When you are single, working, and going to school at the same time, you are fully reliant upon yourself. I have a single-income, no one to take my car to the shop when it breaks, no one to cook or clean for me, no one to take my dog to the vet when he is sick, no one to wait for the Comcast guy etc. So, every change to your day is fully reliant upon you. Therefore, since I am working and going to class six days per week and studying at night, this does not leave much time to solve issues of daily life. Additionally, this forces me to make friends and form a network, because without it, I wouldn’t make it.
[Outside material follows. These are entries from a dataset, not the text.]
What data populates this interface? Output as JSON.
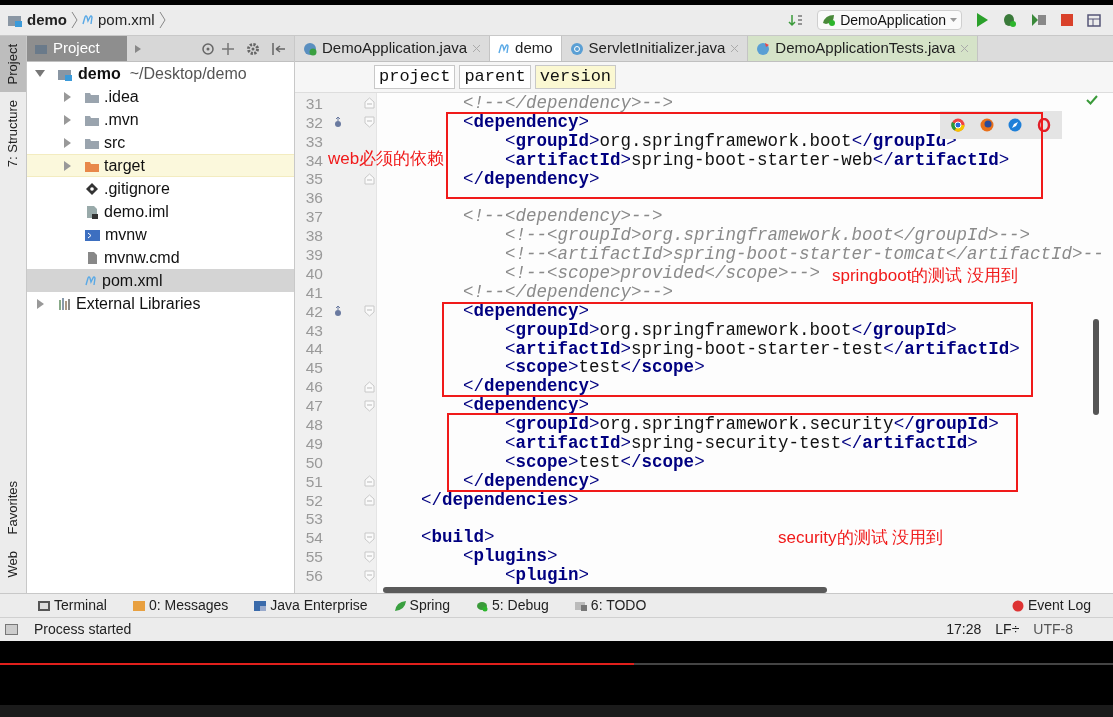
{
  "navigation_bar": {
    "breadcrumbs": [
      {
        "label": "demo",
        "kind": "module"
      },
      {
        "label": "pom.xml",
        "kind": "maven"
      }
    ],
    "run_configuration": "DemoApplication"
  },
  "tool_strip": {
    "left_top": [
      {
        "label": "Project",
        "selected": true
      },
      {
        "label": "7: Structure",
        "selected": false
      }
    ],
    "left_bottom": [
      {
        "label": "Favorites",
        "selected": false
      },
      {
        "label": "Web",
        "selected": false
      }
    ]
  },
  "project_panel": {
    "title": "Project",
    "tree": [
      {
        "label": "demo",
        "path": "~/Desktop/demo",
        "kind": "module",
        "expanded": true,
        "selected": false,
        "highlighted": false,
        "children": [
          {
            "label": ".idea",
            "kind": "folder",
            "expanded": false,
            "selected": false,
            "highlighted": false
          },
          {
            "label": ".mvn",
            "kind": "folder",
            "expanded": false,
            "selected": false,
            "highlighted": false
          },
          {
            "label": "src",
            "kind": "folder",
            "expanded": false,
            "selected": false,
            "highlighted": false
          },
          {
            "label": "target",
            "kind": "excluded-folder",
            "expanded": false,
            "selected": false,
            "highlighted": true
          },
          {
            "label": ".gitignore",
            "kind": "git",
            "selected": false,
            "highlighted": false
          },
          {
            "label": "demo.iml",
            "kind": "iml",
            "selected": false,
            "highlighted": false
          },
          {
            "label": "mvnw",
            "kind": "script",
            "selected": false,
            "highlighted": false
          },
          {
            "label": "mvnw.cmd",
            "kind": "file",
            "selected": false,
            "highlighted": false
          },
          {
            "label": "pom.xml",
            "kind": "maven",
            "selected": true,
            "highlighted": false
          }
        ]
      },
      {
        "label": "External Libraries",
        "kind": "library",
        "expanded": false,
        "selected": false,
        "highlighted": false
      }
    ]
  },
  "editor": {
    "tabs": [
      {
        "label": "DemoApplication.java",
        "kind": "spring",
        "selected": false
      },
      {
        "label": "demo",
        "kind": "maven",
        "selected": true
      },
      {
        "label": "ServletInitializer.java",
        "kind": "class",
        "selected": false
      },
      {
        "label": "DemoApplicationTests.java",
        "kind": "test",
        "selected": false
      }
    ],
    "tag_path": [
      {
        "label": "project",
        "selected": false
      },
      {
        "label": "parent",
        "selected": false
      },
      {
        "label": "version",
        "selected": true
      }
    ],
    "lines": [
      {
        "number": "31",
        "kind": "comment",
        "text": "        <!--</dependency>-->",
        "fold_close": true
      },
      {
        "number": "32",
        "kind": "code",
        "text": "        <dependency>",
        "fold_open": true,
        "overridden": true
      },
      {
        "number": "33",
        "kind": "code",
        "text": "            <groupId>org.springframework.boot</groupId>"
      },
      {
        "number": "34",
        "kind": "code",
        "text": "            <artifactId>spring-boot-starter-web</artifactId>"
      },
      {
        "number": "35",
        "kind": "code",
        "text": "        </dependency>",
        "fold_close": true
      },
      {
        "number": "36",
        "kind": "blank"
      },
      {
        "number": "37",
        "kind": "comment",
        "text": "        <!--<dependency>-->"
      },
      {
        "number": "38",
        "kind": "comment",
        "text": "            <!--<groupId>org.springframework.boot</groupId>-->"
      },
      {
        "number": "39",
        "kind": "comment",
        "text": "            <!--<artifactId>spring-boot-starter-tomcat</artifactId>--"
      },
      {
        "number": "40",
        "kind": "comment",
        "text": "            <!--<scope>provided</scope>-->"
      },
      {
        "number": "41",
        "kind": "comment",
        "text": "        <!--</dependency>-->"
      },
      {
        "number": "42",
        "kind": "code",
        "text": "        <dependency>",
        "fold_open": true,
        "overridden": true
      },
      {
        "number": "43",
        "kind": "code",
        "text": "            <groupId>org.springframework.boot</groupId>"
      },
      {
        "number": "44",
        "kind": "code",
        "text": "            <artifactId>spring-boot-starter-test</artifactId>"
      },
      {
        "number": "45",
        "kind": "code",
        "text": "            <scope>test</scope>"
      },
      {
        "number": "46",
        "kind": "code",
        "text": "        </dependency>",
        "fold_close": true
      },
      {
        "number": "47",
        "kind": "code",
        "text": "        <dependency>",
        "fold_open": true
      },
      {
        "number": "48",
        "kind": "code",
        "text": "            <groupId>org.springframework.security</groupId>"
      },
      {
        "number": "49",
        "kind": "code",
        "text": "            <artifactId>spring-security-test</artifactId>"
      },
      {
        "number": "50",
        "kind": "code",
        "text": "            <scope>test</scope>"
      },
      {
        "number": "51",
        "kind": "code",
        "text": "        </dependency>",
        "fold_close": true
      },
      {
        "number": "52",
        "kind": "code",
        "text": "    </dependencies>",
        "fold_close": true
      },
      {
        "number": "53",
        "kind": "blank"
      },
      {
        "number": "54",
        "kind": "code",
        "text": "    <build>",
        "fold_open": true
      },
      {
        "number": "55",
        "kind": "code",
        "text": "        <plugins>",
        "fold_open": true
      },
      {
        "number": "56",
        "kind": "code",
        "text": "            <plugin>",
        "fold_open": true
      }
    ],
    "annotations": [
      {
        "text": "web必须的依赖"
      },
      {
        "text": "springboot的测试 没用到"
      },
      {
        "text": "security的测试 没用到"
      }
    ]
  },
  "tool_windows": [
    {
      "label": "Terminal",
      "kind": "terminal"
    },
    {
      "label": "0: Messages",
      "kind": "messages"
    },
    {
      "label": "Java Enterprise",
      "kind": "enterprise"
    },
    {
      "label": "Spring",
      "kind": "spring"
    },
    {
      "label": "5: Debug",
      "kind": "debug"
    },
    {
      "label": "6: TODO",
      "kind": "todo"
    }
  ],
  "event_log": "Event Log",
  "status_bar": {
    "message": "Process started",
    "position": "17:28",
    "line_separator": "LF÷",
    "encoding": "UTF-8"
  },
  "video_player": {
    "progress": {
      "level": 0.57
    }
  }
}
So, here’s the deal. I’m truthfully not complaining about my life. I’m laying out all of my baggage for all of the single people working and going to grad school simultaneously because it’s tough. I’m not saying my situation is harder than everyone else because I am 100% aware that many people have a much more difficult time than me. However, I’m just expressing that everyone fights a different battle and deals with that battle in a different way. Getting out of bed every day, being happy, and pursuing my dreams takes conscious effort and is an active choice. I create my happiness, which in itself, is not easy.
This brings me to the real reason I’m writing this post. Comparing lives is not an effective coping mechanism for any of us. However, validation might be. All anyone actually wants is validation. I want validation that my situation can be difficult at times, but I also validate that each and every one of my classmates and coworkers deals with silent battles as well. Attempting to one-up each other instead of having empathy doesn’t get us anywhere. Therefore, next time someone in your life is having a hard time, listen to them talk and validate their feelings instead of judging.
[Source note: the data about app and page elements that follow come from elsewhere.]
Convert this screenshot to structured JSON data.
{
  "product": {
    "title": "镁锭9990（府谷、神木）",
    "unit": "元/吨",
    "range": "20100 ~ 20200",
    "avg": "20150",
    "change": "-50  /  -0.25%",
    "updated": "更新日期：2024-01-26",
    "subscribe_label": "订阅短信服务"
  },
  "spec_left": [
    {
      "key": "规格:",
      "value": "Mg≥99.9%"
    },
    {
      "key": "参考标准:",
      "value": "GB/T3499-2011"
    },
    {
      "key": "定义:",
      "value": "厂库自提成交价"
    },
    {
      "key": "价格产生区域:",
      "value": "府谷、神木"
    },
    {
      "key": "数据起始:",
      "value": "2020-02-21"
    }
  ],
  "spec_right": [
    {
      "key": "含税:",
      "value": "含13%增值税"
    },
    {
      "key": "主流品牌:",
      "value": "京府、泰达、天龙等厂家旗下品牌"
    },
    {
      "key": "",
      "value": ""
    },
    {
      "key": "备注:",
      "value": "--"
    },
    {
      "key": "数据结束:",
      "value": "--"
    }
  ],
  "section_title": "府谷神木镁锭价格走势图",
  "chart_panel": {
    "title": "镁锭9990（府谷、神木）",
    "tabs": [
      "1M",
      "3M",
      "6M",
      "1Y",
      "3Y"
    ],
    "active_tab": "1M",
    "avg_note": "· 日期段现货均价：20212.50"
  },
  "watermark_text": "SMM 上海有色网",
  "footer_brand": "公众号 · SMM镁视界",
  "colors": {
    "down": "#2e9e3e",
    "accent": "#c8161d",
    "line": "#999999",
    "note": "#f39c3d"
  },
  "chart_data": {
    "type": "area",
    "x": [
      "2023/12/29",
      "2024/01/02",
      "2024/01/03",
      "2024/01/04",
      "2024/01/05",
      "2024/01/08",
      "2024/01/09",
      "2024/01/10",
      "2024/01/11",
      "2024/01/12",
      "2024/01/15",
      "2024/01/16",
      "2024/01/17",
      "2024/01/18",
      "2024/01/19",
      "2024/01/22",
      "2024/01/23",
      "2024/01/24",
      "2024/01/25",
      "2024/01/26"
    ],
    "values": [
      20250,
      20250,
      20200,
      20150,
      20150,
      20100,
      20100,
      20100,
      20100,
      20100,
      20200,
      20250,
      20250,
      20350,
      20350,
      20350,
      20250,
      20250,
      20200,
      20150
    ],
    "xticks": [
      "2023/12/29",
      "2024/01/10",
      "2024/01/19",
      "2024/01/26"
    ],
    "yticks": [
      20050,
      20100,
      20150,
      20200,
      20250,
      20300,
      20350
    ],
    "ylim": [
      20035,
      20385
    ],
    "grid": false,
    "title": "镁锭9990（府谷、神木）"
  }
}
Related, from my favorite book, To Kill a Mockingbird, when Atticus is talking to Scout he says: “First of all… if you can learn a simple trick, Scout, you’ll get along a lot better with all kinds of folks. You never really understand a person until you consider things from his point of view … until you climb into his skin and walk around in it.”
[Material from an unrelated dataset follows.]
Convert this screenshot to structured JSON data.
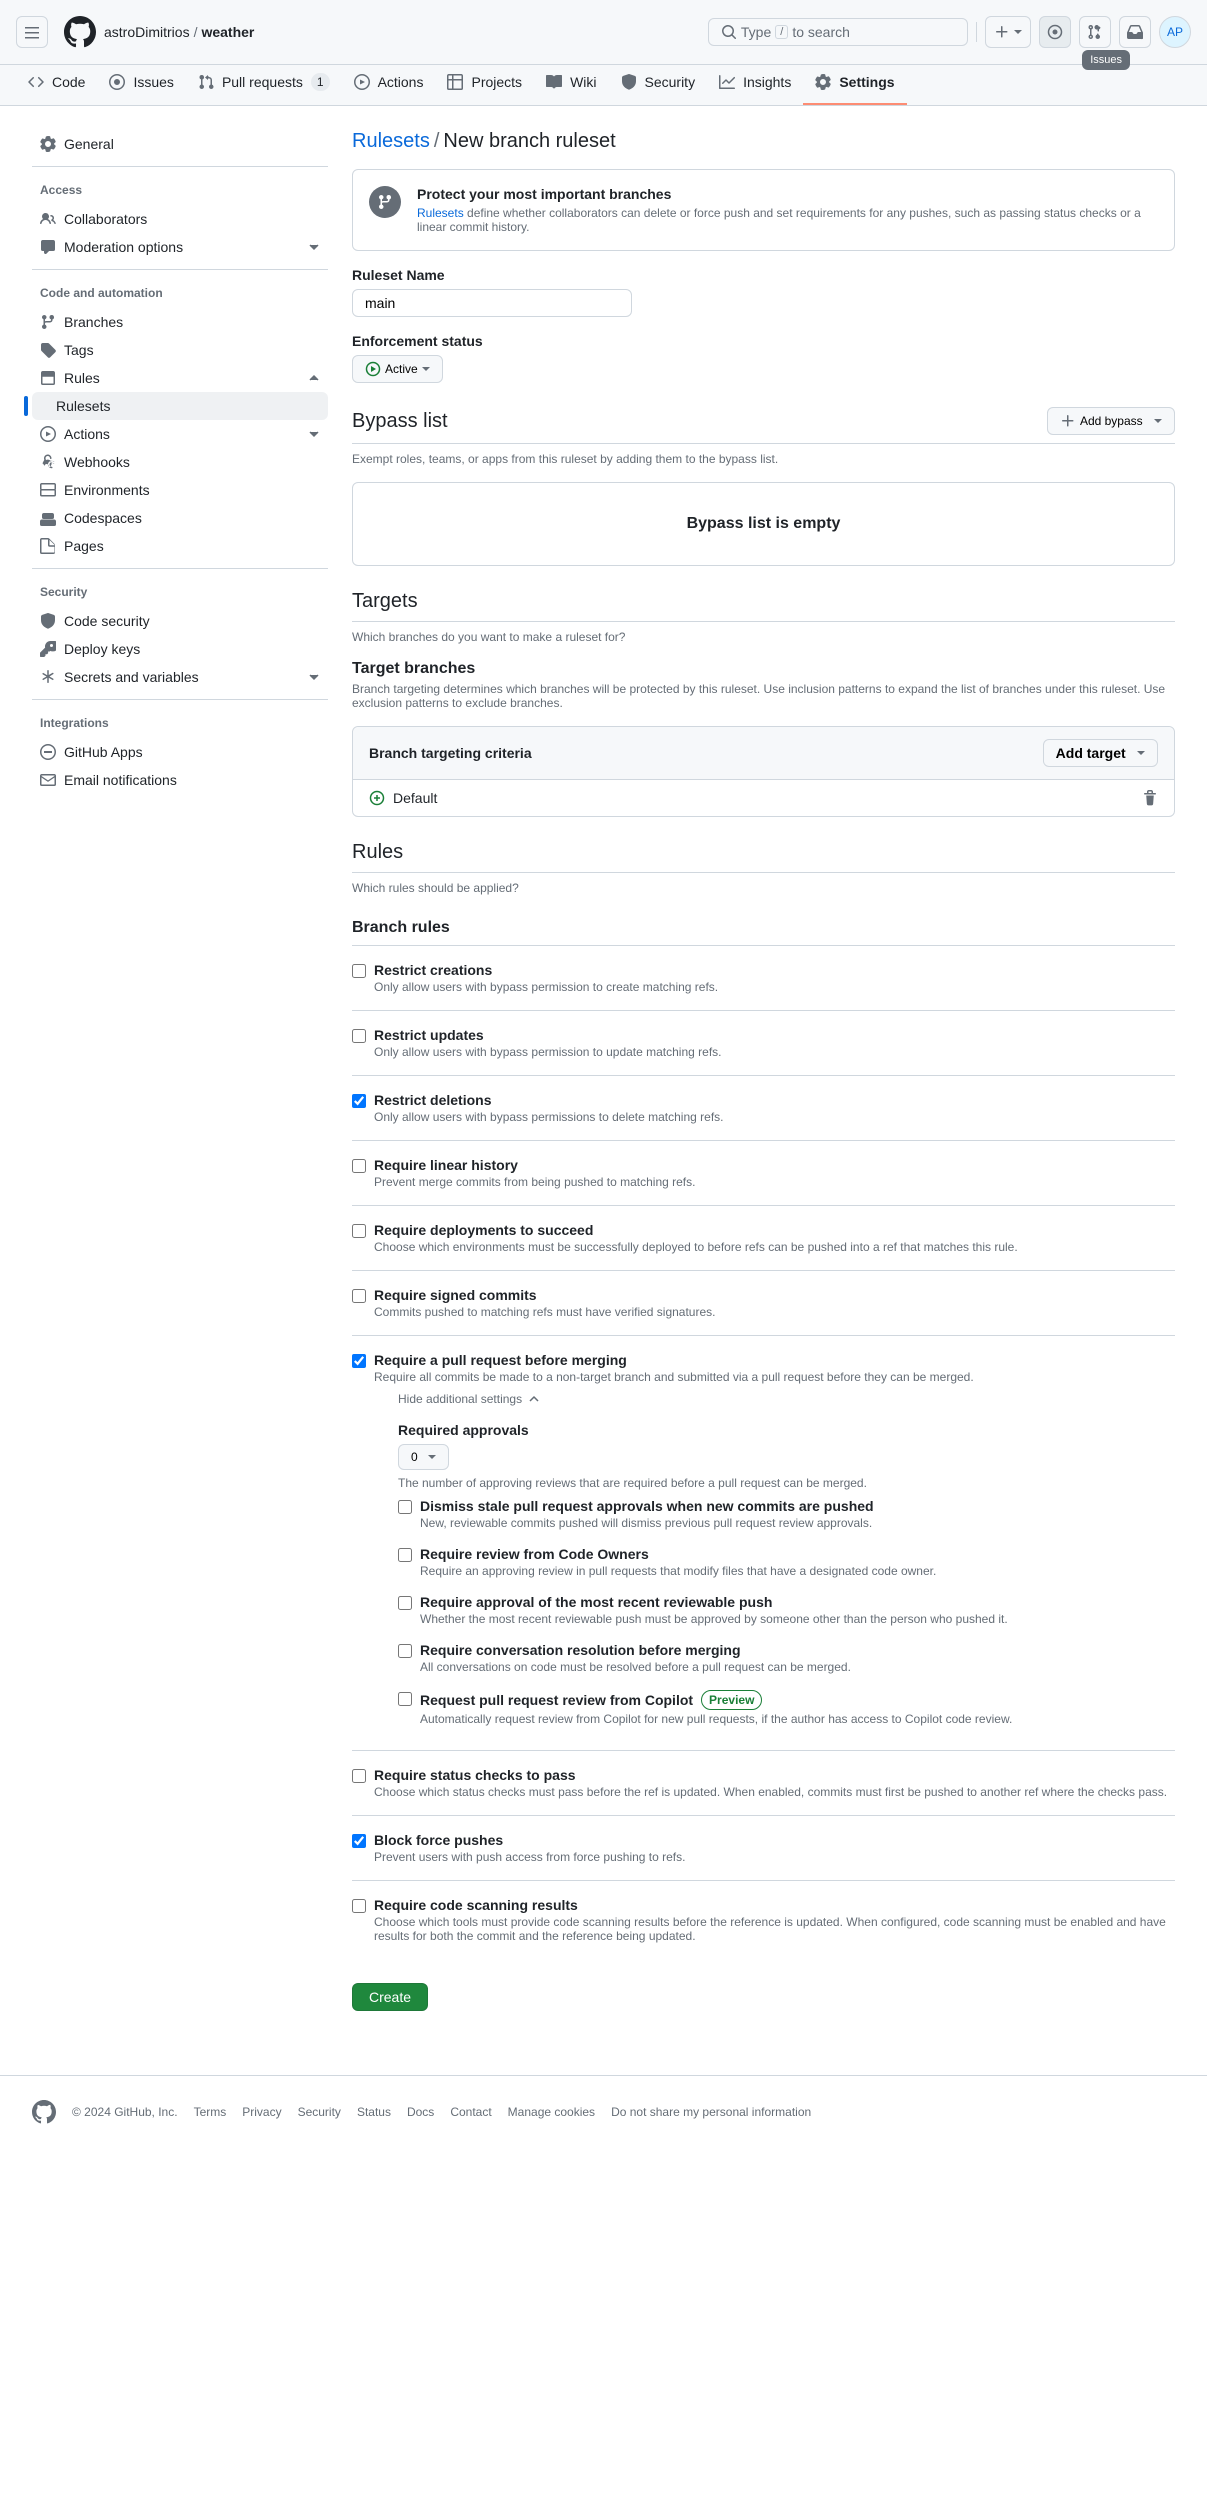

This may be one of my favorite life lessons. Listen, don’t judge, validate, love and you’ll get along better with all kinds of folks. Life is complicated for everyone these days, single or married, kids or no kids, grad student or not. So be nice and save the envy for another day.